## Exercise materials:

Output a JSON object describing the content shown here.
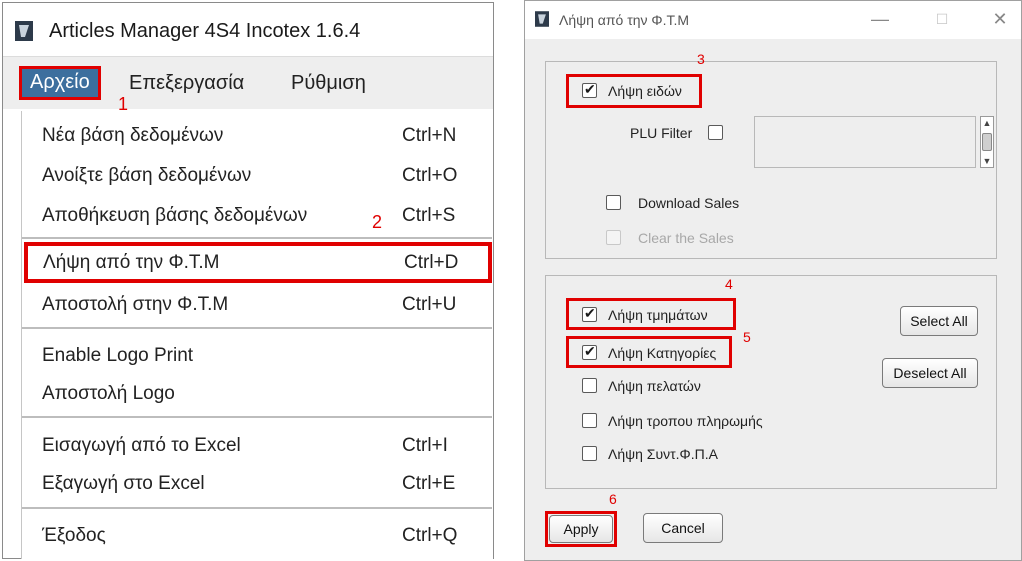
{
  "left_window": {
    "title": "Articles Manager  4S4 Incotex 1.6.4",
    "menubar": [
      "Αρχείο",
      "Επεξεργασία",
      "Ρύθμιση"
    ],
    "menu_items": [
      {
        "label": "Νέα βάση δεδομένων",
        "shortcut": "Ctrl+N"
      },
      {
        "label": "Ανοίξτε βάση δεδομένων",
        "shortcut": "Ctrl+O"
      },
      {
        "label": "Αποθήκευση βάσης δεδομένων",
        "shortcut": "Ctrl+S"
      },
      {
        "label": "Λήψη από την Φ.Τ.Μ",
        "shortcut": "Ctrl+D"
      },
      {
        "label": "Αποστολή στην Φ.Τ.Μ",
        "shortcut": "Ctrl+U"
      },
      {
        "label": "Enable Logo Print",
        "shortcut": ""
      },
      {
        "label": "Αποστολή Logo",
        "shortcut": ""
      },
      {
        "label": "Εισαγωγή από το Excel",
        "shortcut": "Ctrl+I"
      },
      {
        "label": "Εξαγωγή στο Excel",
        "shortcut": "Ctrl+E"
      },
      {
        "label": "Έξοδος",
        "shortcut": "Ctrl+Q"
      }
    ]
  },
  "right_window": {
    "title": "Λήψη από την Φ.Τ.Μ",
    "controls": {
      "minimize": "—",
      "maximize": "☐",
      "close": "✕"
    },
    "panel1": {
      "get_items": {
        "label": "Λήψη ειδών",
        "checked": true
      },
      "plu_filter": {
        "label": "PLU Filter",
        "checked": false,
        "text": ""
      },
      "download_sales": {
        "label": "Download Sales",
        "checked": false
      },
      "clear_sales": {
        "label": "Clear the Sales",
        "checked": false,
        "disabled": true
      }
    },
    "panel2": {
      "options": [
        {
          "label": "Λήψη τμημάτων",
          "checked": true
        },
        {
          "label": "Λήψη Κατηγορίες",
          "checked": true
        },
        {
          "label": "Λήψη πελατών",
          "checked": false
        },
        {
          "label": "Λήψη τροπου πληρωμής",
          "checked": false
        },
        {
          "label": "Λήψη Συντ.Φ.Π.Α",
          "checked": false
        }
      ],
      "select_all": "Select All",
      "deselect_all": "Deselect All"
    },
    "apply": "Apply",
    "cancel": "Cancel"
  },
  "annotations": [
    "1",
    "2",
    "3",
    "4",
    "5",
    "6"
  ],
  "colors": {
    "highlight": "#e00000",
    "menu_selected": "#3d6f9e"
  }
}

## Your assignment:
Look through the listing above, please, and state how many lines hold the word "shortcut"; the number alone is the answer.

## Task output:
10